This study was conducted in two trials. The aim was firstly to identify the qualitative characteristics of Atriplex nummularia (Hatfield Select). Goats and sheep were used to identify three palatability groups of plants in the A. nummularia (Hatfield Select) paddock. These palatability groups were compared in terms of quality to one another. Secondly, qualitative and quantitative intakes of A. nummularia (Hatfield Select) by goats and sheep were determined. This was done in a grazing trial lasting five days. A comparison was conducted between goats and sheep as well as between the different days of the grazing period. During the first trial, goats and sheep were used to identify the most-, medium- and least-palatable A. nummularia (Hatfield Select) plants. The regrowth on these plants were harvested and used for laboratory analysis to identify the qualitative differences between these three groups. These samples were also used to determine and compare degradability between the three groups as well as between goats and sheep. Goats and sheep preferred A. nummularia (Hatfield Select) plants with a significantly (p ¡Ü 0.05) higher crude protein (CP), phosphorus (P) and magnesium (Mg) content. The most preferred plants also had higher neutral detergent fibre (NDF), Ca, K, Na, Cl- and Cu content than the least preferred plants, but these were not significant (p > 0.05). A. nummularia (Hatfield Select) provides enough CP for maintenance and production in both goats and sheep. All mineral requirements for maintenance in goats and sheep can be satisfied on A. nummularia (Hatfield Select), except that of Cu. For production (growth and lactation) only P is deficient and needs to be supplemented. A. nummularia (Hatfield Select) makes an ideal drought fodder crop to support the natural veld during the dry season. An overall higher DM, N and NDF rumen degradability of Atriplex was recorded with goats than with sheep. Goats exhibited a significantly (p ¡Ü 0.05) higher DM and N degradation and although a higher NDF degradation was also recorded, this was not significant. The rate of DM, N and NDF rumen degradation was also higher in goats than in sheep. This means that goats have a more favorable rumen environment for the digestion of A. nummularia (Hatfield Select). DM and N degradation were also significantly (p ¡Ü 0.05) higher in the most palatable group than the least palatable group.
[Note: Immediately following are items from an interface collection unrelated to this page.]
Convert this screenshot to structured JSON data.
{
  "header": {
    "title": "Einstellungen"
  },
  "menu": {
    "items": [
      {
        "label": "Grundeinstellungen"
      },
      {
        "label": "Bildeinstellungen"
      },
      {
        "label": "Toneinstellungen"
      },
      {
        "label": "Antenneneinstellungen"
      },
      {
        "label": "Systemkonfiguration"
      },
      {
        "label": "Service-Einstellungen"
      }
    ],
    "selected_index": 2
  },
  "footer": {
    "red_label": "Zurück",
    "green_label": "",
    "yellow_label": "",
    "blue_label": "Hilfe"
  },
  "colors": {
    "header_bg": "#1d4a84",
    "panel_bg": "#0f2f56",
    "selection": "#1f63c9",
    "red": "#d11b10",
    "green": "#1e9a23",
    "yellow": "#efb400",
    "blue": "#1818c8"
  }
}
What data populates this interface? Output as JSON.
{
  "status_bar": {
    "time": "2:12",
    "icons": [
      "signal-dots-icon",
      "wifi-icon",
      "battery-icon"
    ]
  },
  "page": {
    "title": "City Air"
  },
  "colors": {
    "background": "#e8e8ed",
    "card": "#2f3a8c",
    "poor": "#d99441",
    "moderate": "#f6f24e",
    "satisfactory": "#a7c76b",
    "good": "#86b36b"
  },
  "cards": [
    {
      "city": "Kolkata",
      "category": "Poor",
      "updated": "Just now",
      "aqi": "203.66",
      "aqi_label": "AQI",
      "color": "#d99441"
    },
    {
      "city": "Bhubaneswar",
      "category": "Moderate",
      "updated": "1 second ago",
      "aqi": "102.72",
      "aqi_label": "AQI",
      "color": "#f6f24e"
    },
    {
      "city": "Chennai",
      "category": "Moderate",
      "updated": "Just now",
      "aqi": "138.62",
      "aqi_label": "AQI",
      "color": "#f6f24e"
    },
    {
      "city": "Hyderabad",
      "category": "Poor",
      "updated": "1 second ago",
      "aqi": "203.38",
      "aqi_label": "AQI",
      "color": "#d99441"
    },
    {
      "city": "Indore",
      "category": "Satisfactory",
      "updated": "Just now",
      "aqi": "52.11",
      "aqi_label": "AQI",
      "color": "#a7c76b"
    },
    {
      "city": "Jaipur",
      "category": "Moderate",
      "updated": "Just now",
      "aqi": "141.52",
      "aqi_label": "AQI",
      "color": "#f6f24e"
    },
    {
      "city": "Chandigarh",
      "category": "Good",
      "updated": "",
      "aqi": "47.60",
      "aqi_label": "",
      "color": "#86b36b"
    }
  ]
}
NDF degradability decreased with palatability. This means that the most palatable plants have a higher digestibility and quality than the least palatable plants. In the second experiment, rumen and oesophageal fistulated sheep and goats were allowed to graze A. nummularia (Hatfield Select) for five days. Qualitative and quantitative intakes were determined. The quality and quantity of ingested material were compared between goats and sheep as well as between the different grazing days. There was a significant decline in the quality and quantity of intake over the grazing period. Some parameters were significant, for example CP. The CP concentration declined from 18% to 3.91 % for goats and from 19.88% to 6.61% for sheep. The cell wall constituents (NDF) increased by about 10% from the start to the end of the grazing period. IVDOM decreased by 14% and intakes were almost halved from the start to the end of the grazing period. Other authors have also observed this decrease in quality and quantity of intake over time. The lower quality and quantity in intake was because of a decline in the availability of high quality edible material. At the end of the grazing period, there was very little edible material left which caused an extremely low quality and quantity of intake. Rumen NH3-N concentrations also declined as the dietary CP declined, but it was still present in high enough concentrations to sustain the rumen micro flora population. Rumen VFA decreased over the grazing period. The acetic acid to propionic acid ratio increased towards the end of the grazing period. This caused a decline in the efficiency of utilization of ME for maintenance as acetic acid has an efficiency in utilization of ME of 59% and propionic acid of 86% (McDonald et al., 1995). This means that energy will have to be supplemented to sustain maintenance.
Dissertation (MSc (Agric) Animal Science, Nutrition)--University of Pretoria, 2007.